*EXERCISE AIM*. Locate the lines of the listing below that hold "Objects", then copy each of them.
===============
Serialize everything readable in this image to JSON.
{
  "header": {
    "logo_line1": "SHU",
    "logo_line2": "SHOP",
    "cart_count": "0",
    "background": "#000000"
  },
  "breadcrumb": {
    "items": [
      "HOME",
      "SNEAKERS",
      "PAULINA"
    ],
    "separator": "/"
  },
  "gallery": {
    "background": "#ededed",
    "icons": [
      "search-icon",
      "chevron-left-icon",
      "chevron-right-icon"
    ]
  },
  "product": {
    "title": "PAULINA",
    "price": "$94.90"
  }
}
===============
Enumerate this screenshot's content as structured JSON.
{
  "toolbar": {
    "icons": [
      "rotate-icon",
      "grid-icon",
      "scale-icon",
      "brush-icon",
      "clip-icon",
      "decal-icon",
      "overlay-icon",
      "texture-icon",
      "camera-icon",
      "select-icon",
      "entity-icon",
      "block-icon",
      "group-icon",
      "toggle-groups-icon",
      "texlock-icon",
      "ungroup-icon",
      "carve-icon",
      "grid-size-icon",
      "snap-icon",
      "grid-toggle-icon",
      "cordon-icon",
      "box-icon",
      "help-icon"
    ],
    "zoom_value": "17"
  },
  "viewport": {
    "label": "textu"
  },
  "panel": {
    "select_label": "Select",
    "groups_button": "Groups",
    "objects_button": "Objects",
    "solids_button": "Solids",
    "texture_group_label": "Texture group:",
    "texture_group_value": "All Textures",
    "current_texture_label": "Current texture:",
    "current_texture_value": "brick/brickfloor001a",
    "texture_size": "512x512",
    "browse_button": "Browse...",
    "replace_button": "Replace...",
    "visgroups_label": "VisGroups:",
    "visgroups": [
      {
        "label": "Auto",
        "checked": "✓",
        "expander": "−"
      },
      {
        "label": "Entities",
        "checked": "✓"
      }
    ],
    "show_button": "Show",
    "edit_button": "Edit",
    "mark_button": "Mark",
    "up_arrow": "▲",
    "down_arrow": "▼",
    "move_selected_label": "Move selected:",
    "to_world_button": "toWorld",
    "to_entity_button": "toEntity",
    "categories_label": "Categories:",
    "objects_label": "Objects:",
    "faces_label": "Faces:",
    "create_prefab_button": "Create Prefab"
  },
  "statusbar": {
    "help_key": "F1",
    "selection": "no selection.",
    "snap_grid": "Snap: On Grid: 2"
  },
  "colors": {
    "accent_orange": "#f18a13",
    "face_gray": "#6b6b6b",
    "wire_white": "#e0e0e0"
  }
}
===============
*RESPONSE TO THIS TASK*.
    "objects_button": "Objects",
    "objects_label": "Objects:",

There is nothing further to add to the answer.